-- Information shown follows --

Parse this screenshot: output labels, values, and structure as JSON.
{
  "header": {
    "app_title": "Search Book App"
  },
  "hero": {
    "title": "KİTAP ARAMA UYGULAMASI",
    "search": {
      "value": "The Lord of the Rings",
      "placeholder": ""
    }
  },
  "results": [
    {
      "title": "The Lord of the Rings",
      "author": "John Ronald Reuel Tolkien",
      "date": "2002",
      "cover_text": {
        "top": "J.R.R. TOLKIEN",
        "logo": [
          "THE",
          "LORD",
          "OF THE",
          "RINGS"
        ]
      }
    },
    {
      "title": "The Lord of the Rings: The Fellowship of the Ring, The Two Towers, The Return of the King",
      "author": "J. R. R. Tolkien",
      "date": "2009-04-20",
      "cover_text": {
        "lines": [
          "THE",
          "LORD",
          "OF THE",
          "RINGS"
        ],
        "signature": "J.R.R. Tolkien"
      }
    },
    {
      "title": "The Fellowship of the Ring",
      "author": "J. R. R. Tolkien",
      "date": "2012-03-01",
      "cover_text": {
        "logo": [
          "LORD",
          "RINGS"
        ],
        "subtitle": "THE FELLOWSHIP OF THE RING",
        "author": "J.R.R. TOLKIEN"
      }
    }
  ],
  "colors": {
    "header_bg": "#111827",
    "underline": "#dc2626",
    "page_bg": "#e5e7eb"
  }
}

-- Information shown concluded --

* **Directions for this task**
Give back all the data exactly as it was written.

* **Solution to the problem**
Parse this screenshot: output labels, values, and structure as JSON.
{
  "header": {
    "app_title": "Search Book App"
  },
  "hero": {
    "title": "KİTAP ARAMA UYGULAMASI",
    "search": {
      "value": "The Lord of the Rings",
      "placeholder": ""
    }
  },
  "results": [
    {
      "title": "The Lord of the Rings",
      "author": "John Ronald Reuel Tolkien",
      "date": "2002",
      "cover_text": {
        "top": "J.R.R. TOLKIEN",
        "logo": [
          "THE",
          "LORD",
          "OF THE",
          "RINGS"
        ]
      }
    },
    {
      "title": "The Lord of the Rings: The Fellowship of the Ring, The Two Towers, The Return of the King",
      "author": "J. R. R. Tolkien",
      "date": "2009-04-20",
      "cover_text": {
        "lines": [
          "THE",
          "LORD",
          "OF THE",
          "RINGS"
        ],
        "signature": "J.R.R. Tolkien"
      }
    },
    {
      "title": "The Fellowship of the Ring",
      "author": "J. R. R. Tolkien",
      "date": "2012-03-01",
      "cover_text": {
        "logo": [
          "LORD",
          "RINGS"
        ],
        "subtitle": "THE FELLOWSHIP OF THE RING",
        "author": "J.R.R. TOLKIEN"
      }
    }
  ],
  "colors": {
    "header_bg": "#111827",
    "underline": "#dc2626",
    "page_bg": "#e5e7eb"
  }
}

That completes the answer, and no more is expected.